TASK REQUIREMENTS: No pictures belong in the answer. Repeat all the entries exactly.

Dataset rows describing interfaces
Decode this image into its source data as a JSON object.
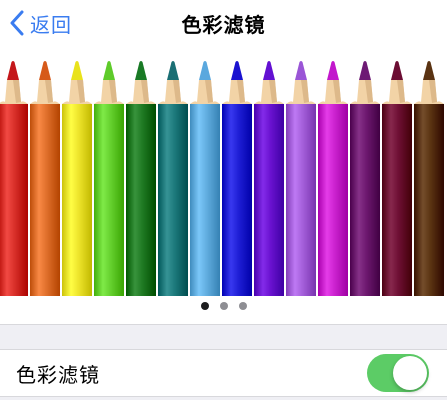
{
  "navbar": {
    "back_label": "返回",
    "title": "色彩滤镜"
  },
  "icons": {
    "back": "chevron-left-icon"
  },
  "pencils": [
    {
      "name": "red",
      "color": "#d9302a",
      "tip": "#c4171b"
    },
    {
      "name": "orange",
      "color": "#e0702c",
      "tip": "#d65a1a"
    },
    {
      "name": "yellow",
      "color": "#eee52c",
      "tip": "#e9e21c"
    },
    {
      "name": "light-green",
      "color": "#66d12f",
      "tip": "#5ecb2a"
    },
    {
      "name": "dark-green",
      "color": "#1f7a23",
      "tip": "#197a25"
    },
    {
      "name": "teal",
      "color": "#1d7a7c",
      "tip": "#1a6f74"
    },
    {
      "name": "sky-blue",
      "color": "#62aee0",
      "tip": "#5aa8de"
    },
    {
      "name": "blue",
      "color": "#1f1fd6",
      "tip": "#1a12d0"
    },
    {
      "name": "violet",
      "color": "#6a12d0",
      "tip": "#6310d2"
    },
    {
      "name": "lavender",
      "color": "#a560db",
      "tip": "#9a55d6"
    },
    {
      "name": "magenta",
      "color": "#cc23d0",
      "tip": "#c218cc"
    },
    {
      "name": "purple",
      "color": "#6d186f",
      "tip": "#6d1a74"
    },
    {
      "name": "maroon",
      "color": "#6e0f34",
      "tip": "#6c0d33"
    },
    {
      "name": "brown",
      "color": "#5b3412",
      "tip": "#5a3312"
    }
  ],
  "pager": {
    "count": 3,
    "active_index": 0
  },
  "setting": {
    "label": "色彩滤镜",
    "enabled": true,
    "accent_color": "#5ccc66"
  },
  "colors": {
    "accent": "#3a7cf0",
    "background": "#efeff4"
  }
}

WRITTEN REPLY:
Decode this image into its source data as a JSON object.
{
  "navbar": {
    "back_label": "返回",
    "title": "色彩滤镜"
  },
  "icons": {
    "back": "chevron-left-icon"
  },
  "pencils": [
    {
      "name": "red",
      "color": "#d9302a",
      "tip": "#c4171b"
    },
    {
      "name": "orange",
      "color": "#e0702c",
      "tip": "#d65a1a"
    },
    {
      "name": "yellow",
      "color": "#eee52c",
      "tip": "#e9e21c"
    },
    {
      "name": "light-green",
      "color": "#66d12f",
      "tip": "#5ecb2a"
    },
    {
      "name": "dark-green",
      "color": "#1f7a23",
      "tip": "#197a25"
    },
    {
      "name": "teal",
      "color": "#1d7a7c",
      "tip": "#1a6f74"
    },
    {
      "name": "sky-blue",
      "color": "#62aee0",
      "tip": "#5aa8de"
    },
    {
      "name": "blue",
      "color": "#1f1fd6",
      "tip": "#1a12d0"
    },
    {
      "name": "violet",
      "color": "#6a12d0",
      "tip": "#6310d2"
    },
    {
      "name": "lavender",
      "color": "#a560db",
      "tip": "#9a55d6"
    },
    {
      "name": "magenta",
      "color": "#cc23d0",
      "tip": "#c218cc"
    },
    {
      "name": "purple",
      "color": "#6d186f",
      "tip": "#6d1a74"
    },
    {
      "name": "maroon",
      "color": "#6e0f34",
      "tip": "#6c0d33"
    },
    {
      "name": "brown",
      "color": "#5b3412",
      "tip": "#5a3312"
    }
  ],
  "pager": {
    "count": 3,
    "active_index": 0
  },
  "setting": {
    "label": "色彩滤镜",
    "enabled": true,
    "accent_color": "#5ccc66"
  },
  "colors": {
    "accent": "#3a7cf0",
    "background": "#efeff4"
  }
}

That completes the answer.